Freie Universität Berlin

Course Description

  • Course Name

    Energizing Europe: 21st-Century Renewable and Fossil Transformations

  • Host University

    Freie Universität Berlin

  • Location

    Berlin, Germany

  • Area of Study

    Environmental Sustainability, European Studies

  • Language Level

    Taught In English

  • Course Level Recommendations


    ISA offers course level recommendations in an effort to facilitate the determination of course levels by credential evaluators.We advice each institution to have their own credentials evaluator make the final decision regrading course levels.

    Hours & Credits

  • Contact Hours

  • Recommended U.S. Semester Credits
  • Recommended U.S. Quarter Units
  • Overview

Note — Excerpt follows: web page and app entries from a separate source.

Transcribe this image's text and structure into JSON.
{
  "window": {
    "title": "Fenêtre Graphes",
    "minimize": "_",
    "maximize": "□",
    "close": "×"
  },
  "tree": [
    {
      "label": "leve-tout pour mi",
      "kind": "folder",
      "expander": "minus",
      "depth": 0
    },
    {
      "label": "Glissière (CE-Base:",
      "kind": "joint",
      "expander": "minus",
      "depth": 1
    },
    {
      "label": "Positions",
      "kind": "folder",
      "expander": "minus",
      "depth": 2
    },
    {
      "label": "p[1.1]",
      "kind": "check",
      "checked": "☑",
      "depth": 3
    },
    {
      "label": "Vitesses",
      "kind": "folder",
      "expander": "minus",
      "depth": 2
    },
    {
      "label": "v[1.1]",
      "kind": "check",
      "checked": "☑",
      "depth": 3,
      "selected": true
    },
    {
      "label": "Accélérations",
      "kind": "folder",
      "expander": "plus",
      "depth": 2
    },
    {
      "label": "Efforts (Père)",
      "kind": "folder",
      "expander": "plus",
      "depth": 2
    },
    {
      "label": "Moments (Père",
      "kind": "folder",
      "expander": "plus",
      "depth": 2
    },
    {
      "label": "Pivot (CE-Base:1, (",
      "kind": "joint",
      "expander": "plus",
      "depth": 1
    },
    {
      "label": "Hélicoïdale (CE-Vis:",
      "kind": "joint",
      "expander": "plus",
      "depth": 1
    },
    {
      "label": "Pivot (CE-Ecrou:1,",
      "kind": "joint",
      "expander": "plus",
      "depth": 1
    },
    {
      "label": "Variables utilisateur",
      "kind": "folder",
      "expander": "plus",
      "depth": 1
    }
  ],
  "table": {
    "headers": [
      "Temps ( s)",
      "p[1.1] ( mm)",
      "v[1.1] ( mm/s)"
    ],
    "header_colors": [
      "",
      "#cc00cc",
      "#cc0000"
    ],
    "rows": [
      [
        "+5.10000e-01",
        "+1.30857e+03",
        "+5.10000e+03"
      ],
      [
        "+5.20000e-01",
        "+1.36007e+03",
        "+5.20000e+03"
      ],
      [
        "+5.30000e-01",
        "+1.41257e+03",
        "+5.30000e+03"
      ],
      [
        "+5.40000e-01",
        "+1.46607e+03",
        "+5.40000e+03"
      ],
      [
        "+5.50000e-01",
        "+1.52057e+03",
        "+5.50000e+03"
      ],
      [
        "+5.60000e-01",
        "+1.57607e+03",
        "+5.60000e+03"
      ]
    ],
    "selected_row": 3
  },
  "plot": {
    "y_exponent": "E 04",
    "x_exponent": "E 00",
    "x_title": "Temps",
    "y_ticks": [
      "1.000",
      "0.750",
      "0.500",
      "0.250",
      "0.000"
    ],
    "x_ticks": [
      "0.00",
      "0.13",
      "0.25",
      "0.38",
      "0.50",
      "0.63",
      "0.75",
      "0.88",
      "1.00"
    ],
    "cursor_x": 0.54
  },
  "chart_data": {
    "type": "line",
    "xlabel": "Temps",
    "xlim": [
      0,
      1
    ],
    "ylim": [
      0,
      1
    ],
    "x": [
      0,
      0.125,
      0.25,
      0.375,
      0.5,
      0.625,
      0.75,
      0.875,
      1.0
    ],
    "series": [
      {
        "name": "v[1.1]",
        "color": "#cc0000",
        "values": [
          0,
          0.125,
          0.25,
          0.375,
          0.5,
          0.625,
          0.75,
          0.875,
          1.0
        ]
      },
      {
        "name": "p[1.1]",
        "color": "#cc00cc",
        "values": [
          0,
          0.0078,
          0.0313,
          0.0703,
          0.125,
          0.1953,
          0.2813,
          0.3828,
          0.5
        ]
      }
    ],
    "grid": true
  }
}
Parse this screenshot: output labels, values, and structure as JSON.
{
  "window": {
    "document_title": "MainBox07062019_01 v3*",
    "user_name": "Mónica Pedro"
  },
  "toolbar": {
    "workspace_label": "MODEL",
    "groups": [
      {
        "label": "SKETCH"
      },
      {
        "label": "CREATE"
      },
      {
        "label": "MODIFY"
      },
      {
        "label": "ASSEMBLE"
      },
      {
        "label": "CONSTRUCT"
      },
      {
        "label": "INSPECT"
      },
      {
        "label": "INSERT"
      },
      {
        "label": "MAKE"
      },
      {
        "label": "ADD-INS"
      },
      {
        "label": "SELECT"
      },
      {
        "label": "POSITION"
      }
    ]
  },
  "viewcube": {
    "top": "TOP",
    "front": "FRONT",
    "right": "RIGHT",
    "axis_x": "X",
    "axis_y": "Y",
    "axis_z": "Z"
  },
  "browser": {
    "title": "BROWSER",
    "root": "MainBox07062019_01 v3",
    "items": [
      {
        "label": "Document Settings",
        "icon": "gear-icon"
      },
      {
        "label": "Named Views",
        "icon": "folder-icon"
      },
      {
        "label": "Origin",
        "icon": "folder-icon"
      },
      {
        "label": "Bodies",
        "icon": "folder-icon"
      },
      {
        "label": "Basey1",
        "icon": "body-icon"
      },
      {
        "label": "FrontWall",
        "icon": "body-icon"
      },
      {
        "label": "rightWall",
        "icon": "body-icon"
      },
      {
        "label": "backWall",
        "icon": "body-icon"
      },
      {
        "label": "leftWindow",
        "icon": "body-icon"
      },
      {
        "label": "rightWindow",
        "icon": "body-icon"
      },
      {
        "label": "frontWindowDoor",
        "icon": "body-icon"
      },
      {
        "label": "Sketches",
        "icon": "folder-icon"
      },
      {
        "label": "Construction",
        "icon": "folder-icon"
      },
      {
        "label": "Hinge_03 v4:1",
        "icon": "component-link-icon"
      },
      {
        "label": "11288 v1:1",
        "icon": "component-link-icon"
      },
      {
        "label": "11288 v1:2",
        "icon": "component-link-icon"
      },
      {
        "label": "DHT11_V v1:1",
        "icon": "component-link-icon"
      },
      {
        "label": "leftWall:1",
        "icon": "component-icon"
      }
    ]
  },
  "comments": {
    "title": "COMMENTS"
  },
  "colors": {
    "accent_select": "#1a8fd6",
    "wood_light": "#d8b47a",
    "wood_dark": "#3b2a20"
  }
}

    Today, the EU is a world leader in alternative energy efforts, most notably Germany?s Energiewende, which aims to replace coal and nuclear with wind and solar electricity. However, the EU is also interconnecting member-state gas, electrical and transport systems and unifying its energy markets aided by its new European Energy Union (EEU) ? whose formation was spurred by the Ukraine crisis and Europe?s heavy dependence on Russian gas. In Energizing Europe, we investigate how these transitions impact EU carbon emissions, resources, economy, society, and geopolitical security. We begin by surveying the EU's energy resources and infrastructure as compared to the USA's. We then study Europe´s energy transitions from medieval times through its 20th-century energy crises and wars. With this preparation, we begin a study of Europe?s intended 21st-century energy transitions. Topics include: (i.) Germany?s Energiewende, its technical, economic, and social challenges and its impact on EU neighbors; (ii.) problems of oil dependence and traffic congestion in the German and EU transport sectors; (iii.) EU natural gas policy ? external issues including dependence on Russia and pipelines through Ukraine, attempts to diversify with Norwegian, North African and Caspian gas and with US liquefied natural gas (LNG); and internal issues such as market unification, interconnection of pipelines, anti-monopoly efforts, fracking, and competition from cheap carbon-intensive coal; (iv.) finally, we examine German rejection of nuclear energy in light of risks and promises of next-generation reactors. Throughout, students follow current German, EU and related global energy affairs. This course should be of interest to students of both social and natural sciences.

Course Disclaimer

Courses and course hours of instruction are subject to change.

Eligibility for courses may be subject to a placement exam and/or pre-requisites.

Credits earned vary according to the policies of the students' home institutions. According to ISA policy and possible visa requirements, students must maintain full-time enrollment status, as determined by their home institutions, for the duration of the program.

ECTS (European Credit Transfer and Accumulation System) credits are converted to semester credits/quarter units differently among U.S. universities. Students should confirm the conversion scale used at their home university when determining credit transfer.

Availability of courses is based on enrollment numbers. All students should seek pre-approval for alternate courses in the event of last minute class cancellations